As of now, the one designated for the 2009 U.S. Open came at the expense of Vera Dushevina.

With a trainer visit and a series of foot faults mucking up the works for Williams in the 1st set, Dushevina stayed with the American and served for the set at 6-5. She was broken, but in the proceeding tie-break, Williams' fourth foot fault of the set erased what would have been a point that gave her a 6-3 TB lead and three chances to claim the set. Having to serve again, she double-faulted, saw the Russian hold both her service points and then pass a net-hugging Williams with a crosscourt backhand to claim the seventy-six minute opening set 7-6.

In the 2nd, Dushevina served at 3-1. With a chance to potentially race too far ahead for Williams to catch up, she was broken again (at love). Still, she managed to get a 5-4 lead and found herself within three points of wrapping up a straight sets win for probably the biggest victory of her career. With more nighttimes Open wins than any other woman, and with not a single loss in this tournament in the first three rounds since she made her debut in 1997, a Venus opening round loss (she's only had three such defeats in her slam career -- '97 Wimbledon, '01 Roland Garros & '06 Australian Open) would surely make headlines.

But, of course, that didn't happen.

With Venus upping her in-point aggression, she broke Dushevina to take a 6-5 2nd set lead, then held at love to take the set at 7-5 and knot the match. In the 3rd, Venus got two early breaks and led 4-1. She gave one of them back, and failed on her first two match point attempts, but this story was already written once Dushevina failed to put her boot on Williams' neck when she had the chance in the 2nd. In converting her third match point, Venus won the 2:44 match 6-7/7-5/6-3, but only the heart of an experienced veteran resembled that of a champion on this night. After entering this tournament as a longshot-in-theory based on her setback-stuffed summer, and then proceeding to show that the questions were very well-founded, Venus' odds of both making it through two weeks at Flushing Meadows look like they just got a little bit longer.

Let's see... a Williams, battling an injury and poor form, slips through a tough 1st Round match in a slam after very nearly being sent packing. Everyone assumes she can't physically make it through two weeks of action or, if she can, her game's struggles certainly won't allow her to escape oblivion again on a bad day or night for too much longer. Does that sound about right? Hmmm... that sounds spookily familiar to a few other past slam scenarios.
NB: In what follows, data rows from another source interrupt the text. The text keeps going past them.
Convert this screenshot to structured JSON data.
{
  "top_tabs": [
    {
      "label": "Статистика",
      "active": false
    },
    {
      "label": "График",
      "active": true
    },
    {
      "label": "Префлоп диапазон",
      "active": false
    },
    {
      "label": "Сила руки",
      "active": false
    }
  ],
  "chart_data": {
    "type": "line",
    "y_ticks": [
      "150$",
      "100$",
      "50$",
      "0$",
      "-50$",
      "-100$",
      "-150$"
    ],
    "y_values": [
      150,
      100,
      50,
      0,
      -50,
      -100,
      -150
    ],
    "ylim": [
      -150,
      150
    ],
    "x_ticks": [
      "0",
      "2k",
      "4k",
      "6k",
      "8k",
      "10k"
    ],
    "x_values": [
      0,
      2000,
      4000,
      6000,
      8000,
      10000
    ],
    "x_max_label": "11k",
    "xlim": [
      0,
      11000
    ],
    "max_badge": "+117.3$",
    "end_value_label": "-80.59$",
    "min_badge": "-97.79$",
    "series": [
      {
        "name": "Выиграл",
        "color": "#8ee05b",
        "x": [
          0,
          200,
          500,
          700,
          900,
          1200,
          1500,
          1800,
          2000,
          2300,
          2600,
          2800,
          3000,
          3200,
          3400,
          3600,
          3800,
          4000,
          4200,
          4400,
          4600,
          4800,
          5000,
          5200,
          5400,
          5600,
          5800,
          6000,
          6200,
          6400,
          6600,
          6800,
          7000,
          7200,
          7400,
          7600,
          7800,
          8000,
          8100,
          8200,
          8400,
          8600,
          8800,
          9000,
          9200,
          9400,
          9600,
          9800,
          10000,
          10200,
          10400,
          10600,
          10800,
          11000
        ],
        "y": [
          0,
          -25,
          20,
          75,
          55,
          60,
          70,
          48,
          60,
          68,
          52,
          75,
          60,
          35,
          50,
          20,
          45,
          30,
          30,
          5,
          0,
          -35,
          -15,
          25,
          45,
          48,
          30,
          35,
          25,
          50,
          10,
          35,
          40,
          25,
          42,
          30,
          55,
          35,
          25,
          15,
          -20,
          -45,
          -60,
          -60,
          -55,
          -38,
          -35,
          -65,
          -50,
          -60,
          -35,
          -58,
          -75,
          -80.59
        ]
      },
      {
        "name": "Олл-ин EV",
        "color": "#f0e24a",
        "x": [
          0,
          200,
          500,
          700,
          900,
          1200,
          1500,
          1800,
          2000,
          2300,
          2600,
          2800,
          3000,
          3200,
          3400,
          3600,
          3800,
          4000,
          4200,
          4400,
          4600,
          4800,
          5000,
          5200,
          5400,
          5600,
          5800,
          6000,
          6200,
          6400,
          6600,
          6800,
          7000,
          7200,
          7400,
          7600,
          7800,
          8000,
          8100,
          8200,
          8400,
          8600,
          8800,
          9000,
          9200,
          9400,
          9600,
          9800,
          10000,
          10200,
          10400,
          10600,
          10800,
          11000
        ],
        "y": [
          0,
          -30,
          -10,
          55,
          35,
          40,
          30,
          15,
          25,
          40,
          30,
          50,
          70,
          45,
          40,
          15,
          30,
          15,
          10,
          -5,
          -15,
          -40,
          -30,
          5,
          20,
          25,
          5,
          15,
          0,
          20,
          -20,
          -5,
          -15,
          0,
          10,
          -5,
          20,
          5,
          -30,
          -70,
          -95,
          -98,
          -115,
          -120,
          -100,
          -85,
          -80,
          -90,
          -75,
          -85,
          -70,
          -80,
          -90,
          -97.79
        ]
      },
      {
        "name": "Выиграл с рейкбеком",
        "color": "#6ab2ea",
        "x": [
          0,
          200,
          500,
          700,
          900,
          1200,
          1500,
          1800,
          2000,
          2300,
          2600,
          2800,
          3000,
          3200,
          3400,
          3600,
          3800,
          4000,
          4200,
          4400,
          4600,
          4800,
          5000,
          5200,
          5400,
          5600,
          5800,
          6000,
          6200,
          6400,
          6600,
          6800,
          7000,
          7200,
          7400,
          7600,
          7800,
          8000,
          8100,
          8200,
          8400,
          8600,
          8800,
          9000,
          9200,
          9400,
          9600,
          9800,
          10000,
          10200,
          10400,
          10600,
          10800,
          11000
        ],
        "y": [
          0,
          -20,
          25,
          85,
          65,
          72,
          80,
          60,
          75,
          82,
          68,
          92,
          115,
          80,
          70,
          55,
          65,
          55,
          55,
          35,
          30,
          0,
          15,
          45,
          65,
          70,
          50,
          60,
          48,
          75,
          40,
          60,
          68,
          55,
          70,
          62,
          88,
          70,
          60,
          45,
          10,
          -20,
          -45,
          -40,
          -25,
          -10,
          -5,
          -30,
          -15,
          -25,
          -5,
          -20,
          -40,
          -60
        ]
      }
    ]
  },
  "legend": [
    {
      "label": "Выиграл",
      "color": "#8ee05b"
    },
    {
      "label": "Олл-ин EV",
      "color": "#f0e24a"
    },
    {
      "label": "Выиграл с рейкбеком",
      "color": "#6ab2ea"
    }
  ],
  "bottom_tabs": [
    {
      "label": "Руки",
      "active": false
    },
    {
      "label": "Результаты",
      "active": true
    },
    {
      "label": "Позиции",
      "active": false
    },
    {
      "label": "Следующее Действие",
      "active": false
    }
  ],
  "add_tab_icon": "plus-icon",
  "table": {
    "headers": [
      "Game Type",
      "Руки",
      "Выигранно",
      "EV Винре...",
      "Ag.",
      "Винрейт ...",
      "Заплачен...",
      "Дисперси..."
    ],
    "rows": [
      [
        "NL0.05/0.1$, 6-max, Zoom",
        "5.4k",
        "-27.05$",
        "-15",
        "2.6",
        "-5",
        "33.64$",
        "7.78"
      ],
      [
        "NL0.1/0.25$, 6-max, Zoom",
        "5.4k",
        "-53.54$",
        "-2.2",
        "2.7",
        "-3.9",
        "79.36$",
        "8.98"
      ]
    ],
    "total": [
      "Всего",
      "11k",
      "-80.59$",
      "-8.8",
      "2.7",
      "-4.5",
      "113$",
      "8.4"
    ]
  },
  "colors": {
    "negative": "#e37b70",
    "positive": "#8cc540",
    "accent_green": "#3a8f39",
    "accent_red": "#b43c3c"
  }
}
Yeah, I guess it IS best to remember that Venus is still a Williams. Looks can be deceiving.

All for tonight.


Post a Comment

<< Home